Religion and Philosophy will appeal to learners who have an interest in the big questions in life, who are accepting of a range of beliefs and approaches to living, and who are passionate about voicing their own opinions. We aim to develop learners’ understanding of the diversity of cultures that coexist in Britain, and the ethical ideas that have shaped humanity over the millennia. As such, cultural and moral capital are of huge relevance to us. We also develop learners’ knowledge capital through a close focus on critical thinking and analytical writing.
In Cohort 7, learners develop their knowledge of what religion is, and study the six major world religions in detail. We compare aspects of belief, teaching and practices, and look at some of the major figures from the religions. We explore how believers celebrate their beliefs in terms of worship and significant festivals.
In Cohort 8, the focus shifts away from religion to philosophy. The learners begin by establishing what philosophy is, and how western philosophy began in ancient Greece. They then look at some of the most significant figures of western philosophy, such as Socrates and Rene Descartes, and examine their influence on the way we think. Then we turn to the study of Ethics, and consider some of the biggest ethical ideas and areas of controversy; examples include the concept of the sanctity of life, and the ethics of environmentalism.
The course allows learners to explore, develop, enhance and modify their views on a range of moral and philosophical questions facing the world and provides them with opportunities to hone their skills on independent thought and argument. By presenting learners with a range of both religious and non-religious approaches to these issues, learners can develop an awareness and empathy around the views of others; equipping them with the ability to relate to people from different standpoints whilst affirming or questioning their own preconceived views.
The main religions focused on through our course are Christianity and Islam. Learners will grapple with interpreting Bible and Qur’an scriptures and applying their learning to support beliefs and opinions in response to controversial statements. Learners will also engage in understanding the different beliefs and practices of Islam and Christianity, looking at a range of divergent views within each, and accounting for this variation by referring to scriptural teachings.
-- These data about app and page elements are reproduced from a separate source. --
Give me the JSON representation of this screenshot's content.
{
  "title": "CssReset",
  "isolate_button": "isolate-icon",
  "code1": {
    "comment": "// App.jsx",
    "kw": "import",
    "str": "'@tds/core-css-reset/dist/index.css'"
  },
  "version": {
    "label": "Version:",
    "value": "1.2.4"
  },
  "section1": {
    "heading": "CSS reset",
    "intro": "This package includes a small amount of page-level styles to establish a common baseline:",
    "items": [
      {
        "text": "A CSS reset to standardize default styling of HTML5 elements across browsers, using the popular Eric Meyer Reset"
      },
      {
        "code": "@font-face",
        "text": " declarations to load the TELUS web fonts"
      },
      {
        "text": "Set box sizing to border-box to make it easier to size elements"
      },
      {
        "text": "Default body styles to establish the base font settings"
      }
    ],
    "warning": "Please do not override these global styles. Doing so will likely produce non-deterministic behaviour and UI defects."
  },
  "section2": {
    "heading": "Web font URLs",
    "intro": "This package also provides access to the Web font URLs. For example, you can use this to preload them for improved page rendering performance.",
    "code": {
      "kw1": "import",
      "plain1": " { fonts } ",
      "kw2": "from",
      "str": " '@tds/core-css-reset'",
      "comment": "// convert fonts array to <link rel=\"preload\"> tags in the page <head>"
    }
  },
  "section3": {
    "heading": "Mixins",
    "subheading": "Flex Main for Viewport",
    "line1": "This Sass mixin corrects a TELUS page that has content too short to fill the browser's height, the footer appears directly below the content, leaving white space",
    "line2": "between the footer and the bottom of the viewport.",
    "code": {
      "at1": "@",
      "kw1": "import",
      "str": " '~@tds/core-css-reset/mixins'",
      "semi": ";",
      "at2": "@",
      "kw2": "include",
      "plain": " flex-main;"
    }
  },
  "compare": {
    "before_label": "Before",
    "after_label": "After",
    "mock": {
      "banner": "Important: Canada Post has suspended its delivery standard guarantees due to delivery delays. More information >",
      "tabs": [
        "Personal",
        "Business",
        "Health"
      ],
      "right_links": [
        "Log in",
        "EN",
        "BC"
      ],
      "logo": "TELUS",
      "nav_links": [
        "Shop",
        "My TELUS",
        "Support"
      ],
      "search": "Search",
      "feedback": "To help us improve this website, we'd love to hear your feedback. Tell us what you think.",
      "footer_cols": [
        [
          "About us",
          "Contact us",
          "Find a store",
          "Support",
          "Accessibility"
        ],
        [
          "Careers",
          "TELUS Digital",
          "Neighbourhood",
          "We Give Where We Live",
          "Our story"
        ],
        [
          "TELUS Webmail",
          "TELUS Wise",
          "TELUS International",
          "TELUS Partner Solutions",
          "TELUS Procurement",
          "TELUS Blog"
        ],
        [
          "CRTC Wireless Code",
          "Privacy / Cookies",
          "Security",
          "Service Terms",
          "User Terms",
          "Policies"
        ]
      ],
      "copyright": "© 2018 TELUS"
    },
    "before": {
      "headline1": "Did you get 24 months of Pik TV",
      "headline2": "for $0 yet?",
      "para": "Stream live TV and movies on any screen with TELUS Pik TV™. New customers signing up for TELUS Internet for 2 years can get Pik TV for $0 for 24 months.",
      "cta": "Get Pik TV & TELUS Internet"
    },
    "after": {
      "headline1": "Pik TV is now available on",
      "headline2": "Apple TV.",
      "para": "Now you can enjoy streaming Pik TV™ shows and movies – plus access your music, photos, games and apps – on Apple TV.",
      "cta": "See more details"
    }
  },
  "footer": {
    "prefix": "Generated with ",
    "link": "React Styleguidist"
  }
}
Religious practices are explored, as demonstrations of divergent beliefs, and the significance and influence of varying beliefs is analysed and evaluated. They will look into the founding stories of each religion and explore unique aspects that make each religion distinct: looking, for example, into the purpose of fasting during the month of Ramadan, why Christians are baptised, and concepts in both religions governing life after death.
Learners will complete the course and face a mock exam over term 1, and will then commence the process of revision for their final GCSE exams in the summer of Cohort 11. Learners will practice examination questions and also revisit any of the content that they studied throughout Cohorts 9 and 10, using data from the mocks as a guide. The entire course will be reviewed and audited, before learners sit a second mock in March. This will act as a final guide to preparing for the summer exam.